The first trailer of the new James Bond film, Skyfall, was released this week.
Known for drinking Martinis, in this film it is anticipated Bond will be seen drinking Heineken, as the brand has signed a partnership deal. Heineken's global Skyfall marketing programme will include James Bond actor Daniel Craig in the campaign.
A masterstroke in product placement, the benefit of customers seeing celebrities associated with certain brands is well documented.
But while this may have the short term effect of making the customer aspire to the brand, what is the long term impact on whether that customer stays loyal to the brand?
According to a study released last month, the more other customers look and act like their peers, the more likely it is that the customerwill stay loyal.
Michigan State University marketing expert, Clay Voorhees, who co-authored the study, claims that the presence and behaviour of other customers is just as important as customer service when it comes to brand loyalty.
"We're sizing up other customers all the time," said Voorhees, assistant professor of marketing in the Broad College of Business. "Customers want to be around people they relate to, and the effect that the image of other customers has on loyalty was surprisingly dramatic."
The study, which appeared in the Journal of Retailing, examined the customer loyalty of more than 840 people in three settings – a clothing store, a sit-down restaurant and a theme park.
"Basically, do I feel like they're the same type of person as me?" said Voorhees. "Do they look good? Do they behave? These factors increase the likelihood of people returning to the store."
Voorhees described better managing a portfolio of customers as the "next frontier" for businesses, saying most companies are already good at managing staff and customer service.
While die-hard Bond fans will surely be both shaken and stirred that Bond is to swap his usual tipple for another, what brand wouldn't want to be associated with a character as debonair as Bond?

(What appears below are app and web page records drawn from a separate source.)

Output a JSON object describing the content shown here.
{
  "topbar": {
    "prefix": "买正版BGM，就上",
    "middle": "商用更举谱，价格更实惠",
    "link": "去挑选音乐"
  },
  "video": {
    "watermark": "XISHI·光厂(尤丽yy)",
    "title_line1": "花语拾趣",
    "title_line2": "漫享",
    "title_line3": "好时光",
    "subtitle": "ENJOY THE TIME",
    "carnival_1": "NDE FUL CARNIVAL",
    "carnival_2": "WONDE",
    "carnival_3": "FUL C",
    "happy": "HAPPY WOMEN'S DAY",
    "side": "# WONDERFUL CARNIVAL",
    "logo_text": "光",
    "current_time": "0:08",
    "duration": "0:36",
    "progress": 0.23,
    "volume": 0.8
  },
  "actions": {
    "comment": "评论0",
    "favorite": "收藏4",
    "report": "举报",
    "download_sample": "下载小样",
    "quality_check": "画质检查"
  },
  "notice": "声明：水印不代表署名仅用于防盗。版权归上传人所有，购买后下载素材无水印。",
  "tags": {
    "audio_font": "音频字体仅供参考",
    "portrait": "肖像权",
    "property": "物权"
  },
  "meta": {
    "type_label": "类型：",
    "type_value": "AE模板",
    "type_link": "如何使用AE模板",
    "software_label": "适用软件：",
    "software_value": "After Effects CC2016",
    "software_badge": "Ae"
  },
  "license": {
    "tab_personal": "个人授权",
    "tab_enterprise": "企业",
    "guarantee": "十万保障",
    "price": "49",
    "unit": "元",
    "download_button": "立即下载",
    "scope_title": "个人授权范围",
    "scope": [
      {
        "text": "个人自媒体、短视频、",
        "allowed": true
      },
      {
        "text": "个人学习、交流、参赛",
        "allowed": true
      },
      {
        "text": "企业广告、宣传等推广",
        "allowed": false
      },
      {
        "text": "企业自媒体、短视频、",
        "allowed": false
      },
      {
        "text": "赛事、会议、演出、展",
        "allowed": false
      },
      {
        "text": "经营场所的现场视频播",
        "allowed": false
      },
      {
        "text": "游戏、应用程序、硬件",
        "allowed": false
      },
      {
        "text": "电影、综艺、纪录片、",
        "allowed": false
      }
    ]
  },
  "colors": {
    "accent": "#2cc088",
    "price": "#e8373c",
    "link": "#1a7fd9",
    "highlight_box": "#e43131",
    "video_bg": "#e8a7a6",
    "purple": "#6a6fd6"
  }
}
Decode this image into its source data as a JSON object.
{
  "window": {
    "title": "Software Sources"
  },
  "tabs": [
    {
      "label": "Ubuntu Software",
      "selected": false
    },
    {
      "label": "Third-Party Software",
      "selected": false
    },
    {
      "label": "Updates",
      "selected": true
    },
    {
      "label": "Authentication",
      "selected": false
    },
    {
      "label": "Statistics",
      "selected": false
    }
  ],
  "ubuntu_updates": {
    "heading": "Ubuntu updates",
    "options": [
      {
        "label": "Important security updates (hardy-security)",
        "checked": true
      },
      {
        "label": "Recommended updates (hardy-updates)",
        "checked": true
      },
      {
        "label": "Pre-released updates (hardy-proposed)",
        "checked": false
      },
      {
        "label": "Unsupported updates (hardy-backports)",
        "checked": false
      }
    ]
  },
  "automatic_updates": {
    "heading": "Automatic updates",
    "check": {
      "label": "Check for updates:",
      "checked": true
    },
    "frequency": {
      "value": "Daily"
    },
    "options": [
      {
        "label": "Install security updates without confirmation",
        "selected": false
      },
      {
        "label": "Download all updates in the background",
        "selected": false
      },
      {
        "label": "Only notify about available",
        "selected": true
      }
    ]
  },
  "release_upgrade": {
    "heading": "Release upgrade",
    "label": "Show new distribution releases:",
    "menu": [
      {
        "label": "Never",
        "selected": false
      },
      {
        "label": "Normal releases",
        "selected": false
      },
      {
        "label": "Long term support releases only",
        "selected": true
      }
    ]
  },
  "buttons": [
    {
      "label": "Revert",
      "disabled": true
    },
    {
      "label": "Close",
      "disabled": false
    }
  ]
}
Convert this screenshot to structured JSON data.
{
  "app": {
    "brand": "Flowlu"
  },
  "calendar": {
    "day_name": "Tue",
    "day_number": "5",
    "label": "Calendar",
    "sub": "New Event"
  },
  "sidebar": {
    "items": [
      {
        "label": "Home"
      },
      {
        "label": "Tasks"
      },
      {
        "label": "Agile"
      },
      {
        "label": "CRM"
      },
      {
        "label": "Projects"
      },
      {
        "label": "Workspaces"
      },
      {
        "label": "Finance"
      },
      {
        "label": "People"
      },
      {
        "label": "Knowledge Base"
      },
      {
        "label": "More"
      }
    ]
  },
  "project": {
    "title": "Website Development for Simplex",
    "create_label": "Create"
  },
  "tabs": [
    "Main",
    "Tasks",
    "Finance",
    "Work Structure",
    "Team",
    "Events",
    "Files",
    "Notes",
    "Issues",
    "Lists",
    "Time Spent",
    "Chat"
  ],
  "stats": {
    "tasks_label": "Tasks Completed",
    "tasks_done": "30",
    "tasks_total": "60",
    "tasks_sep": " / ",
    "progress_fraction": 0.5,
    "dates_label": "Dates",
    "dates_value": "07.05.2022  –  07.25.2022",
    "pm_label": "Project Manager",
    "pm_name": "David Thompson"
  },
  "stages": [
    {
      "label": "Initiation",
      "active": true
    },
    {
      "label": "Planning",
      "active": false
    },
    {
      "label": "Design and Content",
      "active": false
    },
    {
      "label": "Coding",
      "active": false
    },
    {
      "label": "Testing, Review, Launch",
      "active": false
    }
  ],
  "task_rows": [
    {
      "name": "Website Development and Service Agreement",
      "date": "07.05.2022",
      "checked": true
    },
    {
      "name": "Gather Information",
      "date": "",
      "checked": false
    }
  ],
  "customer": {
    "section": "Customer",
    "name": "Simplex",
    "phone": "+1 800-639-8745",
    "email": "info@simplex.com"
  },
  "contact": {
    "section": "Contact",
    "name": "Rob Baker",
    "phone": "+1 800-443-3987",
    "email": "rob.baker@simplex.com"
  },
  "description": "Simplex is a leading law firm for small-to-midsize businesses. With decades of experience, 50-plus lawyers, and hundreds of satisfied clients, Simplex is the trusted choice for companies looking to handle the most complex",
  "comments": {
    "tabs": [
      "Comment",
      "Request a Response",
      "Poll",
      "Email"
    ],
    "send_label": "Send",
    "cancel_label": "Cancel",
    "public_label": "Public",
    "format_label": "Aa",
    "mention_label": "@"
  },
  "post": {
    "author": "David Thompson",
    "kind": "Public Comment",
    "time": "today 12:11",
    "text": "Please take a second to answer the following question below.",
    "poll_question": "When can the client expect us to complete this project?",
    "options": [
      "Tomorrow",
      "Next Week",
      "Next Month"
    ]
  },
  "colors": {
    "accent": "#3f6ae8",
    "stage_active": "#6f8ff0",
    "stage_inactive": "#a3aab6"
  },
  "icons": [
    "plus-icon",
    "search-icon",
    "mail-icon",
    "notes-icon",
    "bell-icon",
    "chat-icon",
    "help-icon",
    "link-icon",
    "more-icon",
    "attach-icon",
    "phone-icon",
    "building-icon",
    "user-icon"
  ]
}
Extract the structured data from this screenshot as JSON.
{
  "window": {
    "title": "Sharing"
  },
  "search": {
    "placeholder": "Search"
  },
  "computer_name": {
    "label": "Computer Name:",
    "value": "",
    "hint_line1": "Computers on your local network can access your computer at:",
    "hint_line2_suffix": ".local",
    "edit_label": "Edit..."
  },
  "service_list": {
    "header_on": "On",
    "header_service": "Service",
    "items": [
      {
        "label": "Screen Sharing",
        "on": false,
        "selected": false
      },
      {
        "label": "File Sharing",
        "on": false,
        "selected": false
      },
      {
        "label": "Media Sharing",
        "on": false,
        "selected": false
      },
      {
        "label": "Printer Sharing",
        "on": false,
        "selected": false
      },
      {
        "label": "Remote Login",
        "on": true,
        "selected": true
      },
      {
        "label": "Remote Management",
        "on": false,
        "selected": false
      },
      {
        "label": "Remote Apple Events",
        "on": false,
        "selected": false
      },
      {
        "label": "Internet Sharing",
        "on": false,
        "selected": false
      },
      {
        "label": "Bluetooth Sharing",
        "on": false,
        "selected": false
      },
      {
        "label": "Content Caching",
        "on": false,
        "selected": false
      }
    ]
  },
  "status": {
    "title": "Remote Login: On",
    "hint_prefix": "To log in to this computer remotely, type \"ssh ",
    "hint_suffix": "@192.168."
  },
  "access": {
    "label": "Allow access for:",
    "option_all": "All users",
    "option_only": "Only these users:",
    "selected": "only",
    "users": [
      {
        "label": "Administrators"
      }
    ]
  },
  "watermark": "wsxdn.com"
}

However choosing someone to be associated with is easy, the problem is that most companies can't choose their customers.
What do you think? How much do customers views of each other impact on brand loyalty?